Later he addressed corporate bigwigs and management students and faculties at the Indian Institute of Management, Ahmedabad.
Prahalad told Joydeep Ray that besides Infosys and Wipro, there are at least 20 Indian companies already achieved global proportions.
With stock markets booming, the economy growing fast and companies reporting excellent results, there is currently a great deal of euphoria in the country. Is this only a short-term phenomenon?
I do not think it is a short-term phenomenon, rather I strongly believe that market is going to become more exciting in the coming months. With the market in bullish mode, a large number of global companies now may show interest in India. This is not a good piece of news for the Indian companies; but for consumers, it is great news.
There is a major concern in the west about BPO jobs coming to India--to what extent should we be worried about the protectionist trend and what should we do about it?
I think there is nothing much to worry about the protectionist noises being made in the West as it will slowly die down. Let us do a simple thing--just collect the money from the BPO jobs and shut up, no hype and tall claims like we are the software superpower or so.

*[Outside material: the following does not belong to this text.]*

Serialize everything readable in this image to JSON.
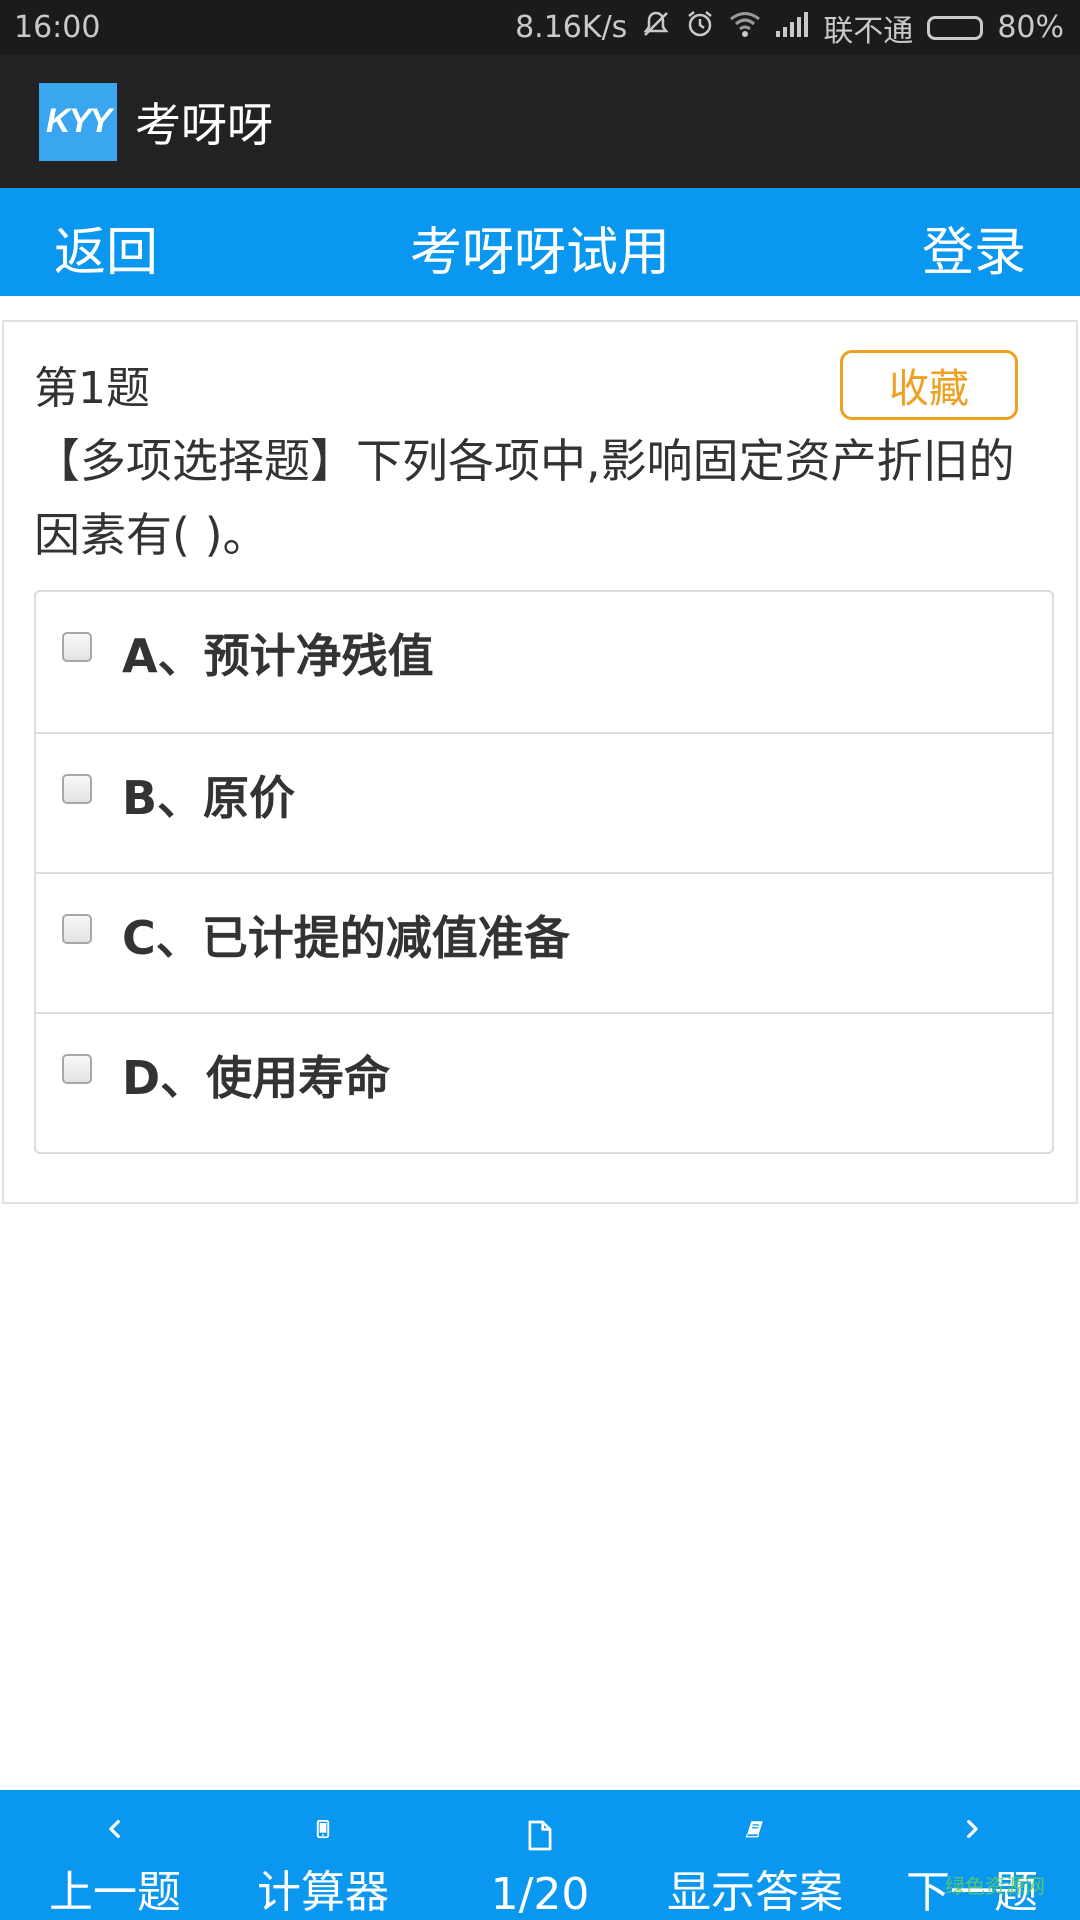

Few Indian manufacturing companies have shown the ability to compete in the global market. Do you think this is still an isolated phenomena?

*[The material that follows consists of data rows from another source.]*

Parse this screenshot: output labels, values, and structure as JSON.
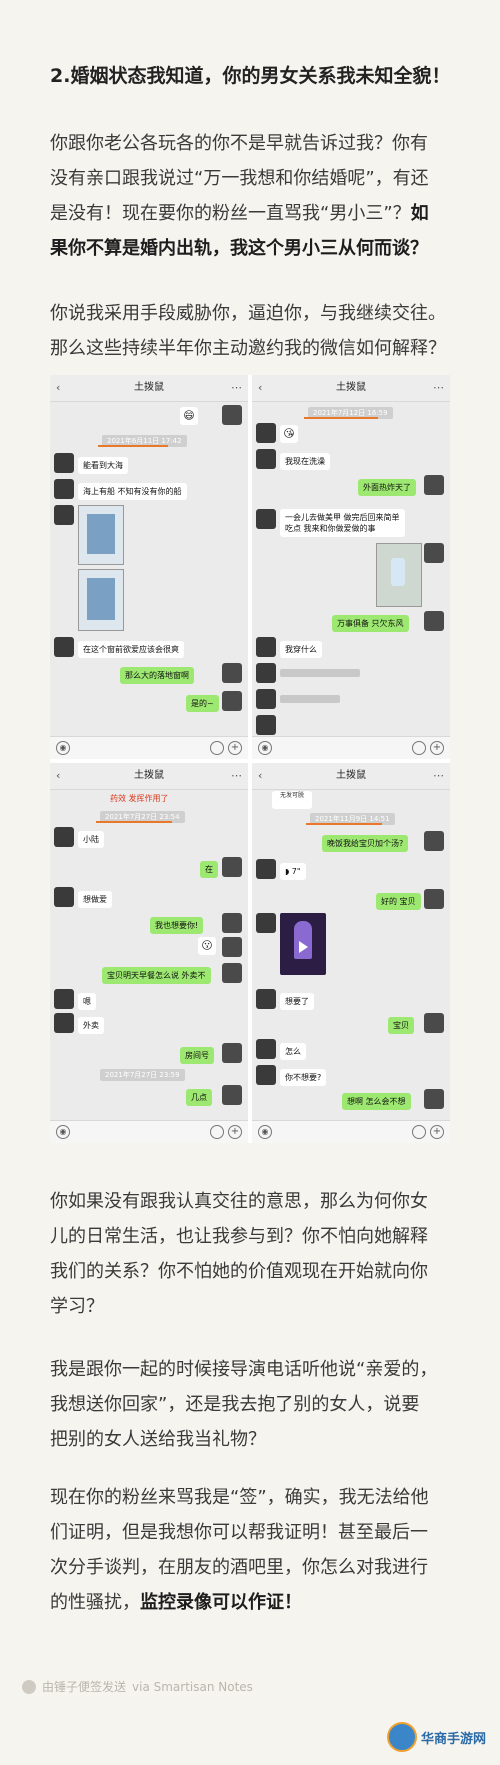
{
  "heading": "2.婚姻状态我知道，你的男女关系我未知全貌！",
  "paragraphs": {
    "p1_line1": "你跟你老公各玩各的你不是早就告诉过我？你有",
    "p1_line2": "没有亲口跟我说过“万一我想和你结婚呢”，有还",
    "p1_line3_a": "是没有！现在要你的粉丝一直骂我“男小三”？",
    "p1_line3_b": "如",
    "p1_line4": "果你不算是婚内出轨，我这个男小三从何而谈？",
    "p2_line1": "你说我采用手段威胁你，逼迫你，与我继续交往。",
    "p2_line2": "那么这些持续半年你主动邀约我的微信如何解释？",
    "p3_line1": "你如果没有跟我认真交往的意思，那么为何你女",
    "p3_line2": "儿的日常生活，也让我参与到？你不怕向她解释",
    "p3_line3": "我们的关系？你不怕她的价值观现在开始就向你",
    "p3_line4": "学习？",
    "p4_line1": "我是跟你一起的时候接导演电话听他说“亲爱的，",
    "p4_line2": "我想送你回家”，还是我去抱了别的女人，说要",
    "p4_line3": "把别的女人送给我当礼物？",
    "p5_line1": "现在你的粉丝来骂我是“签”，确实，我无法给他",
    "p5_line2": "们证明，但是我想你可以帮我证明！甚至最后一",
    "p5_line3": "次分手谈判，在朋友的酒吧里，你怎么对我进行",
    "p5_line4_a": "的性骚扰，",
    "p5_line4_b": "监控录像可以作证！"
  },
  "phones": [
    {
      "title": "土拨鼠",
      "timestamp": "2021年6月11日 17:42",
      "messages": [
        "能看到大海",
        "海上有船 不知有没有你的船",
        "在这个窗前欲爱应该会很爽",
        "那么大的落地窗啊",
        "是的~"
      ]
    },
    {
      "title": "土拨鼠",
      "timestamp": "2021年7月12日 16:59",
      "messages": [
        "我现在洗澡",
        "外面热炸天了",
        "一会儿去做美甲 做完后回来简单",
        "吃点 我来和你做爱做的事",
        "万事俱备 只欠东风",
        "我穿什么"
      ]
    },
    {
      "title": "土拨鼠",
      "timestamp": "2021年7月27日 23:54",
      "timestamp2": "2021年7月27日 23:59",
      "top_text": "药效 发挥作用了",
      "messages": [
        "小陆",
        "在",
        "想做爱",
        "我也想要你!",
        "宝贝明天早餐怎么说 外卖不",
        "嗯",
        "外卖",
        "房间号",
        "几点"
      ]
    },
    {
      "title": "土拨鼠",
      "timestamp": "2021年11月9日 14:51",
      "top_text": "无发可脱",
      "messages": [
        "晚饭我给宝贝加个汤?",
        "7\"",
        "好的 宝贝",
        "想要了",
        "宝贝",
        "怎么",
        "你不想要?",
        "想啊 怎么会不想"
      ]
    }
  ],
  "footer": {
    "text": "由锤子便签发送",
    "via": "via Smartisan Notes"
  },
  "watermark": "华商手游网"
}
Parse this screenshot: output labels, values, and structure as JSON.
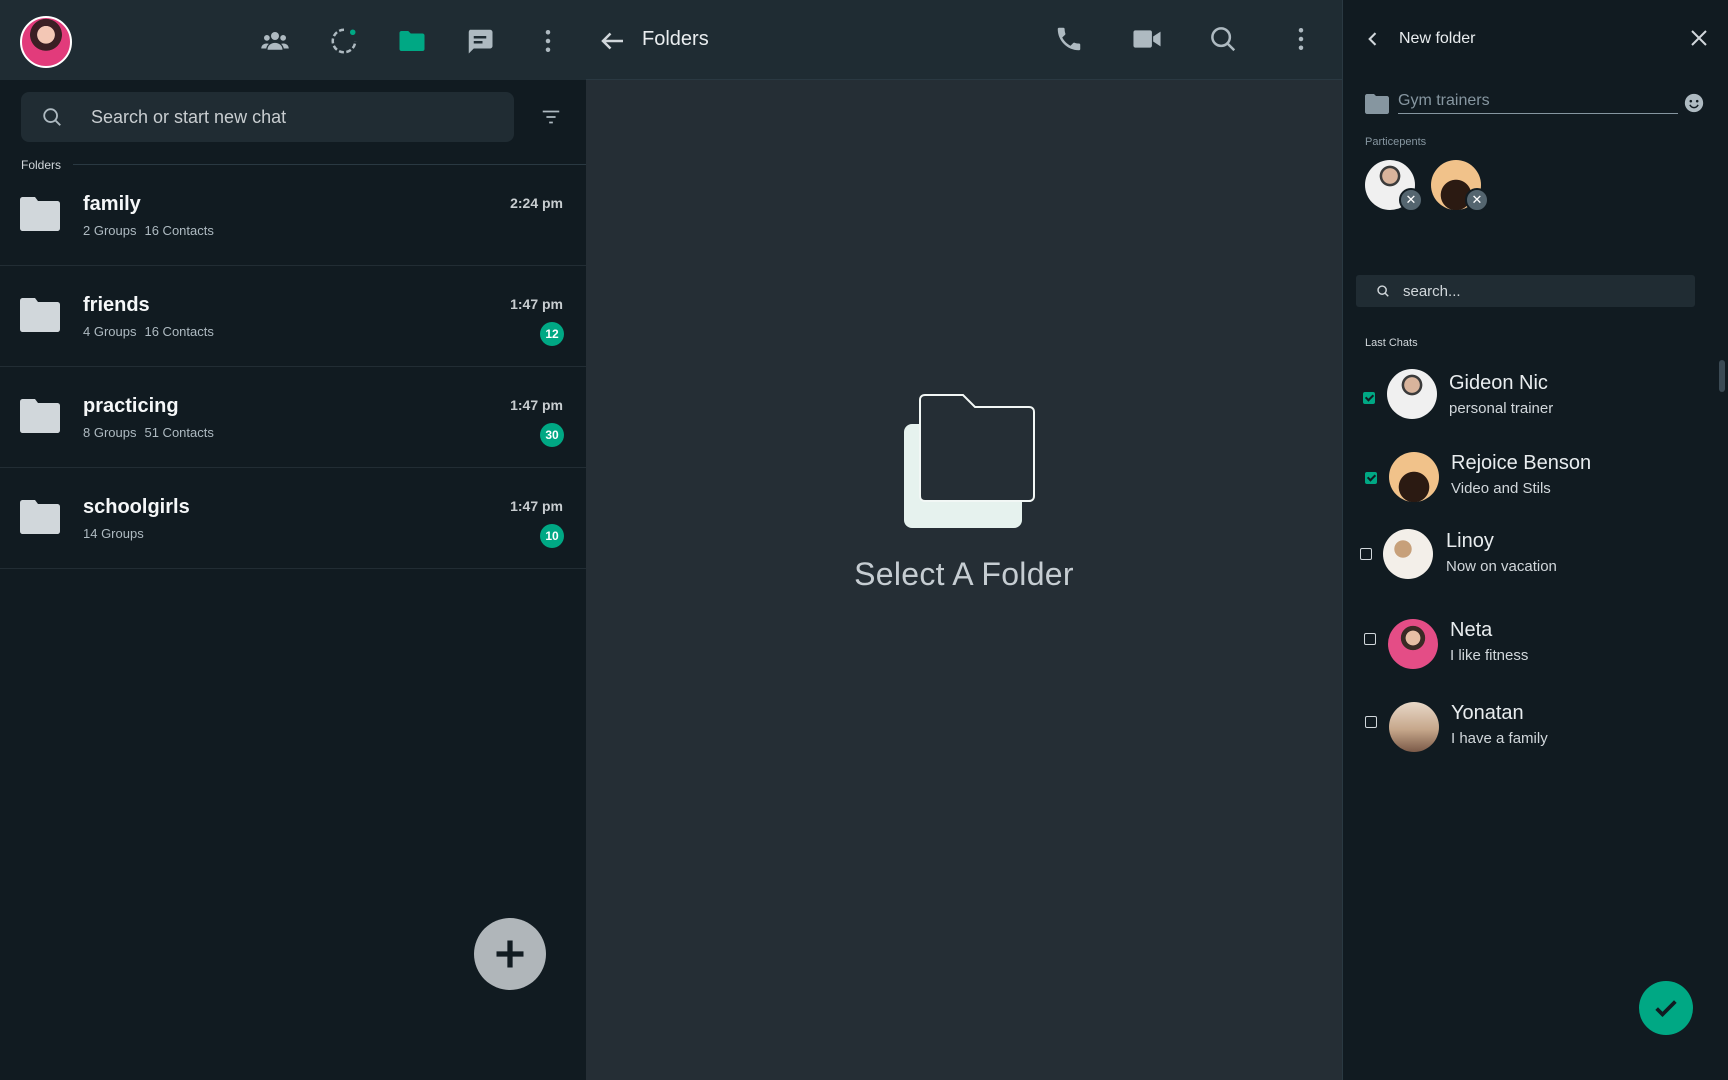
{
  "left_panel": {
    "header_icons": [
      "community-icon",
      "status-icon",
      "folder-icon",
      "chat-icon",
      "menu-icon"
    ],
    "search": {
      "placeholder": "Search or start new chat"
    },
    "folders_label": "Folders",
    "folders": [
      {
        "name": "family",
        "groups": "2 Groups",
        "contacts": "16 Contacts",
        "time": "2:24 pm",
        "badge": ""
      },
      {
        "name": "friends",
        "groups": "4 Groups",
        "contacts": "16 Contacts",
        "time": "1:47 pm",
        "badge": "12"
      },
      {
        "name": "practicing",
        "groups": "8 Groups",
        "contacts": "51 Contacts",
        "time": "1:47 pm",
        "badge": "30"
      },
      {
        "name": "schoolgirls",
        "groups": "14 Groups",
        "contacts": "",
        "time": "1:47 pm",
        "badge": "10"
      }
    ]
  },
  "middle_panel": {
    "title": "Folders",
    "empty_text": "Select A Folder"
  },
  "right_panel": {
    "title": "New folder",
    "folder_name_placeholder": "Gym trainers",
    "participants_label": "Particepents",
    "search_placeholder": "search...",
    "last_chats_label": "Last Chats",
    "contacts": [
      {
        "name": "Gideon Nic",
        "status": "personal trainer",
        "checked": true
      },
      {
        "name": "Rejoice Benson",
        "status": "Video and Stils",
        "checked": true
      },
      {
        "name": "Linoy",
        "status": "Now on vacation",
        "checked": false
      },
      {
        "name": "Neta",
        "status": "I like fitness",
        "checked": false
      },
      {
        "name": "Yonatan",
        "status": "I have a family",
        "checked": false
      }
    ]
  },
  "colors": {
    "accent": "#00a884",
    "panel_dark": "#111b21",
    "header": "#1f2c33",
    "middle_bg": "#252e35"
  }
}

Once again I disagree with this idea as in the next few years we are going to witness more manufacturing companies from India coming up with the ability to compete in the global market and the game has just begun.
While listing companies such as Bharat Forge or Sundram Fasteners in this category, one also needs to add pharmaceutical companies in this list which are growing everyday.

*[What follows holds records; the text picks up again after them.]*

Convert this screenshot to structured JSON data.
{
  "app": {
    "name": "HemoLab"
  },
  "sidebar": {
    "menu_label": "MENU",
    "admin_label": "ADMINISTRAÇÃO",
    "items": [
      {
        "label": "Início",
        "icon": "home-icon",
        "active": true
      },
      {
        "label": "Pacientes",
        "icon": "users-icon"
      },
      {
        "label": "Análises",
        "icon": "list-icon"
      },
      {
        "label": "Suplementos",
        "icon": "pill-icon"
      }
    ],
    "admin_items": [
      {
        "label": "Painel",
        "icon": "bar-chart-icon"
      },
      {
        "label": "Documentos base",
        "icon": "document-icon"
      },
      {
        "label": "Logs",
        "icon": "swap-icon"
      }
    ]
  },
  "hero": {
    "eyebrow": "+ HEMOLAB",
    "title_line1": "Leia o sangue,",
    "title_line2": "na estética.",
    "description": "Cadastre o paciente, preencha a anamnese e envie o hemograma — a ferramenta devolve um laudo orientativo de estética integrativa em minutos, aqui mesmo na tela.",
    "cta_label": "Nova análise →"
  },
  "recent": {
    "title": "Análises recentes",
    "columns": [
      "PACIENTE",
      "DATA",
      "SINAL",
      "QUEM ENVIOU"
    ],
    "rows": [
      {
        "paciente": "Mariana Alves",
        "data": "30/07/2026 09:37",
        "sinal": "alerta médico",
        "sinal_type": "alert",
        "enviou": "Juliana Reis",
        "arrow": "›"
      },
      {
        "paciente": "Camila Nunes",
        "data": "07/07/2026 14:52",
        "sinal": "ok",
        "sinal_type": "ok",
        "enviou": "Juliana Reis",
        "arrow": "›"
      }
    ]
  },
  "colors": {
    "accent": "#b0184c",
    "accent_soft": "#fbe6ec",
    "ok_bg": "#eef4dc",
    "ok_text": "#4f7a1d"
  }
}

Do you believe that any Indian company, say Infosys or even a Wipro as truly global today?
Yes, both these companies are truly global and there should not be any doubt. I see at least 20 other Indian companies being considered as global companies, like say, Mahindra & Mahindra. Even Tata Motors which sells its Indica cars to Rover, caters to the demands of the global market.
What do you see lacking in Indian B-schools today?
Though the Indian B-schools such as IIM-Bangalore or IIM-Ahmedabad are doing extremely great job with extraordinary knowledge-rich pool of students and faculty.
But there is one thing lacking--their poor record in research and publications. I do not know why but in comparison to international B-schools like Wharton or Leeds, students and faculties from the Indian B-schools are not showing much interest in research and publications.
This is one area clearly making a big difference in comparison with the top international B-schools, though the Indian schools are having an extremely talented pool of students and teachers.
There is an urgent need to stress on these two factors.
Should Indian B-schools be thinking of having foreign campuses? What are the prerequisites for B-schools going global?
The Indian B-schools should now start about thinking of having foreign campuses as the top ones are very much known across the world.
But before that our B-schools will have to demonstrate intellectual leadership before the world and we need to create more intellectual capital which is one of the main prerequisites.
Finally, what is the biggest challenge for the country now?
I think that while the western part of India is growing rapidly, the eastern part of the country is still lagging far behind.
While western India is growing at over 10 per cent in GDP, but in a sharp contrast, the eastern part of the country is growing hardly by 3 per cent and this high differential growth is a big issue and a bigger challenge for the country as it needs to be balanced.